### EXERCISE DESCRIPTION:
Which lines of the entries hold the string "title"? Copy each one.

******************************

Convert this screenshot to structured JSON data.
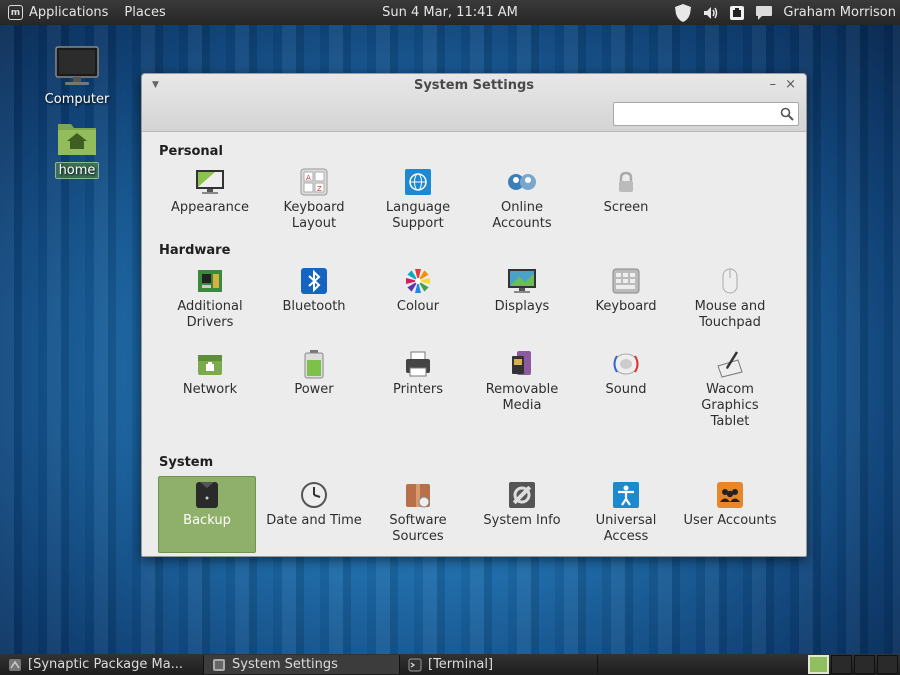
{
  "top_panel": {
    "applications": "Applications",
    "places": "Places",
    "clock": "Sun  4 Mar, 11:41 AM",
    "user": "Graham Morrison"
  },
  "desktop": {
    "computer": "Computer",
    "home": "home"
  },
  "window": {
    "title": "System Settings",
    "search_placeholder": "",
    "sections": {
      "personal": {
        "title": "Personal",
        "items": [
          "Appearance",
          "Keyboard Layout",
          "Language Support",
          "Online Accounts",
          "Screen"
        ]
      },
      "hardware": {
        "title": "Hardware",
        "items": [
          "Additional Drivers",
          "Bluetooth",
          "Colour",
          "Displays",
          "Keyboard",
          "Mouse and Touchpad",
          "Network",
          "Power",
          "Printers",
          "Removable Media",
          "Sound",
          "Wacom Graphics Tablet"
        ]
      },
      "system": {
        "title": "System",
        "items": [
          "Backup",
          "Date and Time",
          "Software Sources",
          "System Info",
          "Universal Access",
          "User Accounts"
        ],
        "selected": "Backup"
      }
    }
  },
  "taskbar": {
    "tasks": [
      "[Synaptic Package Ma...",
      "System Settings",
      "[Terminal]"
    ]
  },
  "colors": {
    "selection": "#8fb06a",
    "desktop_blue": "#1c6aa8"
  }
}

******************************

### RESPONSE FOR THIS EXERCISE:
    "title": "System Settings",
        "title": "Personal",
        "title": "Hardware",
        "title": "System",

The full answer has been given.